In an ideal world, whistleblower laws are designed to offer job protections, and sometimes there are also financial rewards offered in exchange for the risks taken by those speaking out – the idea being that the information is for the public good.
The concept is evolving. Italy now has a whistleblower decree designed to potentially benefit migrant workers with easier-to-obtain work and/or residence permits – if they step forward. According to an National Public Radio (NPR) report in the United States, it is not expected to have much impact in many parts of the country, because the above-ground economy is so poor that the underground illegal economy simply has to flourish; that can mean even lower pay and more “semi-slave conditions” than are typically the case for so many of these workers.
If an agricultural concern can’t sell its products at the rate it expects, then it needs to keep the costs down somehow. Suppression of basic freedoms and dignity is one cruel but convenient way to do that.
The concept of whistle blowing for those recruited to capture the bounty in the fertile fields across the world has merit, of course. Almost by definition, it seems, legions of migrant workers are practically held captive, severely underpaid, and treated more like the produce they pick… than as people.
Far too often, they are selected, used up, and discarded.
But, it’s money for them, more money than they can make back home (at least that’s what is promised). Often, though, so-called debts to the employer get run up, and the illegal workers are truly trapped. They either finish what they were ‘hired’ to do, or they get abandoned in a foreign country with… nothing. That’s not a choice; it’s a sentence.

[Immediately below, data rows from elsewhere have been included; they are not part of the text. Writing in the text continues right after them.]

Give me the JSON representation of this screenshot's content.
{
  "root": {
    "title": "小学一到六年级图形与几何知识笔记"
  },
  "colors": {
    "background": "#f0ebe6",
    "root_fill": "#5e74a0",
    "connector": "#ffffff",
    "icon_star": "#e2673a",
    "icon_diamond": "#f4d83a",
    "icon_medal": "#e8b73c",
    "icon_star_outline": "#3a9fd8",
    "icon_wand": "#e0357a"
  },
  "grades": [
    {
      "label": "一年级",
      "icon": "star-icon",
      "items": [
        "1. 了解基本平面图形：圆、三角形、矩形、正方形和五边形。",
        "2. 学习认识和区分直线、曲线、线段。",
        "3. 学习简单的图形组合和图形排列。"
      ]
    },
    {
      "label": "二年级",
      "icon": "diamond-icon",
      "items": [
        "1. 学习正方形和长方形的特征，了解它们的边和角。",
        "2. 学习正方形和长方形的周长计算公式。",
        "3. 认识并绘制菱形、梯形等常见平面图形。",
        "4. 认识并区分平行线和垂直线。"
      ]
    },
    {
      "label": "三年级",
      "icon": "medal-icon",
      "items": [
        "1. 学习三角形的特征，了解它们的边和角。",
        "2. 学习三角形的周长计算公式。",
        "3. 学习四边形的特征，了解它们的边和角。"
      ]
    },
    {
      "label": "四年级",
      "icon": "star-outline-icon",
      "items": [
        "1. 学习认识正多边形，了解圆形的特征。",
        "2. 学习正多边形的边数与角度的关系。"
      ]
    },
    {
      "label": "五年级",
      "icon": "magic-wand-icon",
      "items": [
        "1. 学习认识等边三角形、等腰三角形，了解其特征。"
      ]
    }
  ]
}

With these examples all too real, one might not expect the migrant workers to be blowing the whistle too often or too loudly.
Here’s a thought… for the millions who just love their fruit arriving in their hometown stores or markets at the perfect time – in perfect condition – and at a reasonable price. Maybe they take a stand, and demand that these workers be retained legally and treated humanely – well above the minimum standards. How about a boycott of the food so many of us savour, until concrete changes are made? Hit the culpable employers and their benefactors where it hurts… right in the profit margin, until they listen.
It may be true that migrant workers reap more financial rewards for harvesting produce in faraway places than they would garner in any fashion in an impoverished homeland, but it doesn’t have to be true that their welfare is disregarded, their lives all but disposable.
Prosperous countries can do technological wonders, invent the most amazing solutions to problems, stop a disease in its tracks. But these nations can’t manage to make sure migrant workers don’t have to blow a whistle themselves – to be seen and heard.
This accepted abuse is an age-old problem that’s too easy to ignore. Some people are all but invisible.
We should all think about whose back is breaking the next time we put a few pieces of produce in our shopping basket. Human rights for all sometimes means blowing the whistle – whether your job, your paycheck, or your life is on the line or not.